Problem to work on:
The reply has to be a number alone, equal to how many lines in the entries below hold the string "JSON".

Record set:
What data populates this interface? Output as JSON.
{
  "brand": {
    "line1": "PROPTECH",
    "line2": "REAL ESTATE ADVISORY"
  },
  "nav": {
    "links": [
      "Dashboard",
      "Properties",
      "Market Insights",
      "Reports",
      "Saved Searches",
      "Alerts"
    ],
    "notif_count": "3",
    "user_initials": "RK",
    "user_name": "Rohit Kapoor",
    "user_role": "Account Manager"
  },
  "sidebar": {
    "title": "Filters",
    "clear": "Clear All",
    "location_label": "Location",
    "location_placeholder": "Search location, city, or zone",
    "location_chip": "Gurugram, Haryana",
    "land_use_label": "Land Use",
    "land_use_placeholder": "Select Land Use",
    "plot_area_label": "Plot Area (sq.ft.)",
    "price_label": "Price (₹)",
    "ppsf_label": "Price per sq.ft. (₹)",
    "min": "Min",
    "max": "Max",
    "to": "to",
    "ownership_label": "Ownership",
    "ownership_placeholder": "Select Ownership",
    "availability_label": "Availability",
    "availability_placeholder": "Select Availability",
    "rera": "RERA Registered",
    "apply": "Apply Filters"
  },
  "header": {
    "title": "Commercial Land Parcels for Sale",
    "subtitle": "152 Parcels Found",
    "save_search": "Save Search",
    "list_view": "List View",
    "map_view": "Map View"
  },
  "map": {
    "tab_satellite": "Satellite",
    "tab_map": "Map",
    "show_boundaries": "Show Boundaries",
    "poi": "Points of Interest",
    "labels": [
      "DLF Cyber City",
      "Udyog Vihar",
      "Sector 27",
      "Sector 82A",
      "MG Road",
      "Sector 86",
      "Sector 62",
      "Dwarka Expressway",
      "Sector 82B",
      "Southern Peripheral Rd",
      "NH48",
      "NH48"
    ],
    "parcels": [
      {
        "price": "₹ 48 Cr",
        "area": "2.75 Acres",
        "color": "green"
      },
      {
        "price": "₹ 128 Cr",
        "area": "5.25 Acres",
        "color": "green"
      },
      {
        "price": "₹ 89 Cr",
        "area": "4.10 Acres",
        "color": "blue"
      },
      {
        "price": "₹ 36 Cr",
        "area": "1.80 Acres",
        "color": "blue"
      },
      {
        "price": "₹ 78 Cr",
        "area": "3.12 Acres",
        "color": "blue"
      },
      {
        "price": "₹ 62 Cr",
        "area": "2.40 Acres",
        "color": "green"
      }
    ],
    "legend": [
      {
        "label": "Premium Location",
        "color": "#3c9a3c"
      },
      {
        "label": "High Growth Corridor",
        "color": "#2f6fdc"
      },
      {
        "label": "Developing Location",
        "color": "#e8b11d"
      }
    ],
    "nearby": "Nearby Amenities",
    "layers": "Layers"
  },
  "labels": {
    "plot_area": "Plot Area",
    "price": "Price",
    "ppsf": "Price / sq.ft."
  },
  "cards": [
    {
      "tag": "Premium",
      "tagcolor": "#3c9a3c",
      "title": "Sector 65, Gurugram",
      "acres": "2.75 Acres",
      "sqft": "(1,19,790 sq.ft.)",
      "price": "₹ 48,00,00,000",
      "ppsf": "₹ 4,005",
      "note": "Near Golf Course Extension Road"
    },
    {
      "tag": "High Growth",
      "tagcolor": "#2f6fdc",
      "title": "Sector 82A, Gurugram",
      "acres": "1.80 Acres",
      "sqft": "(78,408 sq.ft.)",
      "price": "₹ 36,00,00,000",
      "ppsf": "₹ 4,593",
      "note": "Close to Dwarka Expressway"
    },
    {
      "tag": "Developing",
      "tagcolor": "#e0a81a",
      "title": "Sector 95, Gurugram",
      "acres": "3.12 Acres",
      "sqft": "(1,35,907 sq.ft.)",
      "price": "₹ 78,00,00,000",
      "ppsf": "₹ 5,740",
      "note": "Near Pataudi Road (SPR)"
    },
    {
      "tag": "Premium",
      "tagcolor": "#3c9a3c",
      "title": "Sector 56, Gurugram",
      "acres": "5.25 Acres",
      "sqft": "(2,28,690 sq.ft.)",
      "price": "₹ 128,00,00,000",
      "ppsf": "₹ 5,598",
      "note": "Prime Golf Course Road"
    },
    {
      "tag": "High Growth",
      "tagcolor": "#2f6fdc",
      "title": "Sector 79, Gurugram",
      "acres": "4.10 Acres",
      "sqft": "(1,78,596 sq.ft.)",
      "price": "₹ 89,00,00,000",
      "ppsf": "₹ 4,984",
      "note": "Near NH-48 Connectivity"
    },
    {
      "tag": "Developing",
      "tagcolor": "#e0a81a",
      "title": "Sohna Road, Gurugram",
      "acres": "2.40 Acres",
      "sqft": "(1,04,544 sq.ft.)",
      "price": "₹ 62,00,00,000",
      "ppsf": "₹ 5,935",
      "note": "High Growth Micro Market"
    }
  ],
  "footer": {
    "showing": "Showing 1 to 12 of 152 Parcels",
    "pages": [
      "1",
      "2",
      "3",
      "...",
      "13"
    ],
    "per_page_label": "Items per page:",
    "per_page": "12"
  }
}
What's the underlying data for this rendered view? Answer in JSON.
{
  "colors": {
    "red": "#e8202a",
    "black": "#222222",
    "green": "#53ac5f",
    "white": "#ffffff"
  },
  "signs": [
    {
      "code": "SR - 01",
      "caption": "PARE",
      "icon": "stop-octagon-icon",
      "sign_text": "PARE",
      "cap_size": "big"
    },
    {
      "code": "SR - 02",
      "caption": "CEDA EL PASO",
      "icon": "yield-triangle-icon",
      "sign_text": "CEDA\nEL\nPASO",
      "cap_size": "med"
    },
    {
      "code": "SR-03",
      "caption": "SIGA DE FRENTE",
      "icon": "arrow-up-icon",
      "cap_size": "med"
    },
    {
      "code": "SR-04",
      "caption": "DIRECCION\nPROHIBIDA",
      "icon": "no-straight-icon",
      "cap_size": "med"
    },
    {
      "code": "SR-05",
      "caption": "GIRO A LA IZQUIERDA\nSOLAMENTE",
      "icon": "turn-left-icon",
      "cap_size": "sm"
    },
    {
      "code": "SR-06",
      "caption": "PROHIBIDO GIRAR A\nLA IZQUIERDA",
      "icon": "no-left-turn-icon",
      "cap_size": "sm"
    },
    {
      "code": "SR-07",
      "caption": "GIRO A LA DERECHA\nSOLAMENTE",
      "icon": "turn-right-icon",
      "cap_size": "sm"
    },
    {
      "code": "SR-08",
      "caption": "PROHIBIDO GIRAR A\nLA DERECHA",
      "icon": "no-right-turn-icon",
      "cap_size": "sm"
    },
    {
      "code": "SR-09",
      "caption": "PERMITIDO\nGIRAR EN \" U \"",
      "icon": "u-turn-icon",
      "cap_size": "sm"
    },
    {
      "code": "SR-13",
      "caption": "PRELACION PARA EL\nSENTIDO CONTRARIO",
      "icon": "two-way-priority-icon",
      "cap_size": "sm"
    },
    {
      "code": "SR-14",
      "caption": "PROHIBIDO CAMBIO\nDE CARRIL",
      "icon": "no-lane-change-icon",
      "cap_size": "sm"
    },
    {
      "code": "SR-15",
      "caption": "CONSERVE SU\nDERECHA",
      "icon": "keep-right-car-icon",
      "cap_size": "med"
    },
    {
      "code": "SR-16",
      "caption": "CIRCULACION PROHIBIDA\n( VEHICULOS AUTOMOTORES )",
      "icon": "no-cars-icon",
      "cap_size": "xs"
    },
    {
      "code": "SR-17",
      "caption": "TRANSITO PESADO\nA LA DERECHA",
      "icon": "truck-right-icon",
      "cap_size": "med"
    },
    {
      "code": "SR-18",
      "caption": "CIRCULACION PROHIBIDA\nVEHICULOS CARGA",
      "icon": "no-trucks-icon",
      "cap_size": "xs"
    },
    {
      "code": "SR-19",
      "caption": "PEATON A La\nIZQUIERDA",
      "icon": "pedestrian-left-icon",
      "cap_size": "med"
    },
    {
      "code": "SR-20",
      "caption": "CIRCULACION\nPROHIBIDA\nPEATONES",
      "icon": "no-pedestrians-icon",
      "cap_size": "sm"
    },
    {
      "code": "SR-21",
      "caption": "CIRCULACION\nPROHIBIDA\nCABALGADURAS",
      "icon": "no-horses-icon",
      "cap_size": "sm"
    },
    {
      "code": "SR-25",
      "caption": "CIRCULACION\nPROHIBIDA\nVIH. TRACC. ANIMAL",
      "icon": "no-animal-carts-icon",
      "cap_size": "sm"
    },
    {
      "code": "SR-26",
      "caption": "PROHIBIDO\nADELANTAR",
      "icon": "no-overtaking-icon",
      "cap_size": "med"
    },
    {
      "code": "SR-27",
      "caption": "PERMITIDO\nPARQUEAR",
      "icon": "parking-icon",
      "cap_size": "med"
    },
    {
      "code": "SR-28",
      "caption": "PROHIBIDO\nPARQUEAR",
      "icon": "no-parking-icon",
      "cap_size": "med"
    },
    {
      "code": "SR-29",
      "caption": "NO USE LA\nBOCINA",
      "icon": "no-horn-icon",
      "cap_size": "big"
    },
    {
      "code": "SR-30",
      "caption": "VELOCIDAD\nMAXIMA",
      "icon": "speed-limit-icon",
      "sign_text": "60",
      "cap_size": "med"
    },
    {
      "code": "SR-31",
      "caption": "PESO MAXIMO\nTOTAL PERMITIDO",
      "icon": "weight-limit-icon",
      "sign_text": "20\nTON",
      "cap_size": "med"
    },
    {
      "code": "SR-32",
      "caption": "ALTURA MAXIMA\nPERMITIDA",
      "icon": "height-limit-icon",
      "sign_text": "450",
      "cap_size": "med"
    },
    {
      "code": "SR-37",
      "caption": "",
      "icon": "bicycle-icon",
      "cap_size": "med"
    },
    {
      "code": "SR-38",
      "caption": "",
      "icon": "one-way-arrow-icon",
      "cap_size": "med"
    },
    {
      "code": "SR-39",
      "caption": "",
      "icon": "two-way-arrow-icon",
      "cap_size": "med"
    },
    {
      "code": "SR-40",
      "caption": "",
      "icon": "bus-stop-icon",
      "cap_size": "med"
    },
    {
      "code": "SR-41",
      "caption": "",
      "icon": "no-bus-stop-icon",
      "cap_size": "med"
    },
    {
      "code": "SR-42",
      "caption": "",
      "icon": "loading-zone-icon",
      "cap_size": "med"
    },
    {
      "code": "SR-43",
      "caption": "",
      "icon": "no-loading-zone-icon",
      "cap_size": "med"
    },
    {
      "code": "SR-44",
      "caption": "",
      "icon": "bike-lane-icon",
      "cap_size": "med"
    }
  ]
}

Answer box:
2